It winds down the pace slightly, before tongue-in-cheek anthem 'No One Ever Talks To Us' kicks things into gear again. Taken from the band’s debut EP Gender Studies, which dropped on October 29th 2021, the track is an amalgamation of M(h)aol's own personal experiences of being in a predominantly female band in a predominantly male genre.
"It's also a synthesis of the autobiographical experiences of Carrie Brownstein, Kim Gordon, Kathleen Hanna, and how so often your value in this industry is based on whether the (men) around you find you attractive," Róisín said at the time of the track's release.
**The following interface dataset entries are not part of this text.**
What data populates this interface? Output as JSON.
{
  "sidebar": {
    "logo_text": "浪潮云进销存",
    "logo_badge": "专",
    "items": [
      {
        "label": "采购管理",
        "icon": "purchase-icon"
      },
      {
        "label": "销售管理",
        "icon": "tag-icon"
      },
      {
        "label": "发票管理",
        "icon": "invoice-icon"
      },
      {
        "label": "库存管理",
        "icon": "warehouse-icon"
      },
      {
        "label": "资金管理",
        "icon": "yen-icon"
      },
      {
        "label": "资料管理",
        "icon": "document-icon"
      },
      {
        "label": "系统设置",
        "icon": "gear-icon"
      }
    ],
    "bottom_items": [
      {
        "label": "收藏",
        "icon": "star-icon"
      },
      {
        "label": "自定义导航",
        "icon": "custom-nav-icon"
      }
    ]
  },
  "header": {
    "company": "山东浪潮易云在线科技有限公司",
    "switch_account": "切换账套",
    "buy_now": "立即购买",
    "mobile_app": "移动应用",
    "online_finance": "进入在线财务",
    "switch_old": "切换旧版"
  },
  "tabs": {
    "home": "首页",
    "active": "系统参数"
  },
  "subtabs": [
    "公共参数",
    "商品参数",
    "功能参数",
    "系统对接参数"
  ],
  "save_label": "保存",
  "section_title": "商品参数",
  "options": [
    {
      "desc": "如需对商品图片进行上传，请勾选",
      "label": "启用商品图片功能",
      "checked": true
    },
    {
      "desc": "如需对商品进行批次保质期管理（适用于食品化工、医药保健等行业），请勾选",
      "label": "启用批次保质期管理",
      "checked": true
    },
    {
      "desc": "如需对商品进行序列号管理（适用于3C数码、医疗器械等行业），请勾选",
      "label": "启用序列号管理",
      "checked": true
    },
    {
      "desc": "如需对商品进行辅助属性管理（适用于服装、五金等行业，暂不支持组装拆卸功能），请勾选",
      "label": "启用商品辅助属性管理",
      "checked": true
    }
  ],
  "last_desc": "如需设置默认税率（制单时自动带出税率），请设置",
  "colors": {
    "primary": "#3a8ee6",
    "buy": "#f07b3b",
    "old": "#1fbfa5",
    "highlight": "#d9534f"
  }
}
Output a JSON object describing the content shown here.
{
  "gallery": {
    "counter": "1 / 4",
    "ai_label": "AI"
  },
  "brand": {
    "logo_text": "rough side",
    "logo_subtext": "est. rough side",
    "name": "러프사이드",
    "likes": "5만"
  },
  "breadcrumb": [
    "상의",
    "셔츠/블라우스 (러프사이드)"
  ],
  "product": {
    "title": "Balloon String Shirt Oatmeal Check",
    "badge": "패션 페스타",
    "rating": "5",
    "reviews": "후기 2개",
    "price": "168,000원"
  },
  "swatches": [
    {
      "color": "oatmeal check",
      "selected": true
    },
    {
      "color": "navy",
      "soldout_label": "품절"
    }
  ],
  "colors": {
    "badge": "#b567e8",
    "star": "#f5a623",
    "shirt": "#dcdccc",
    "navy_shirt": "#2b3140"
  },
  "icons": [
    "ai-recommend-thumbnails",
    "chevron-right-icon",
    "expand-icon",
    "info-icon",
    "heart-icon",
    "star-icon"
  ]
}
Using a monotonous vocal tone to push the point home, the final chorus sees full use of all guitar power for the track's captivating finale. "...and we wrote it about the shit men at Workman's!" the frontwoman smiles.
Next up is their debut EP title track 'Gender Studies', 'Femme' and 'I'm So Bored'. Exploring sexuality, the performance of gender and patriarchy, Nic Ghearailt's clever wordplay and compassionate approach to excavating taboo topics shines bright in this section. The audience get equally involved, belting 'I'M! SO! BORED! (of talking about men)" back to her. "Look at the news, is it that time again? When's our chance to move on and heal? I just can't believe that shit is real."
Sarcastic belter 'Nice Guys' gets the crowd laughing, with the repetition and driving guitar lines melding with hypnotic drum beats for a sing-a-long about the orgasm gap: "Nice guys always finish last...But I did not finish at all." It also features one of Nic Ghearailt's favourite lyrics (allegedly): "I said I am bisexual / I said I'm not trisexual / As in, don't try anything sexual with me."
Introducing the band, the Bristol-based Shankill native gets emotional, emphasising the unbreakable bond between the five-piece that survived hiatus and moving between five different cities. She gives metaphorical flowers to videographer and visual artist Zoë for her vibrant album designs, merch and video clips; Jamie's jaw-dropping production, Connie's band management skills and belief in the band and Sean's (inter)national man of mystery credentials. Róisín also thanks the support of their family, many of whom are in the front row. It's a moving moment in the set that the crowd feel lucky to witness in such an intimate setting.
The trifecta final tracks of 'Period Sex', 'Bisexual Anxiety' and 'Jack Douglas' end M(h)aol's headliner on a high note. "Is Dublin the bi capital of Ireland? Or Cork?" Róisín asks the diverse audience, which results in a defiant cheer in the affirmative from the Workman's gig-goers. 'Bisexual Anxiety' was written by the lyricist as an ode to anyone figuring out their sexuality, to feel comfortable in themselves and shed the shame. 'Period Sex', meanwhile, is an infectiously catchy, sultry track that nods to pleasure in all its forms, without specifying gender. The five-piece seem to enjoy every moment of performing this one in particular, remarking to the crowd, "If this song makes you uncomfortable, maybe ask yourself why."
It's hard to see how anyone could attend a M(h)aol gig and simply wallow in discomfort: feminist punks know how to have fun. Make sure you catch one of their headline shows in the UK or Ireland while they're in rooms this size, it won't stay that way for long at the rate they're going.
Revisit M(h)aol's recent interview with Hot Press here.
Listen to Attachment Styles below.
- Live Review
- 11 Sep 23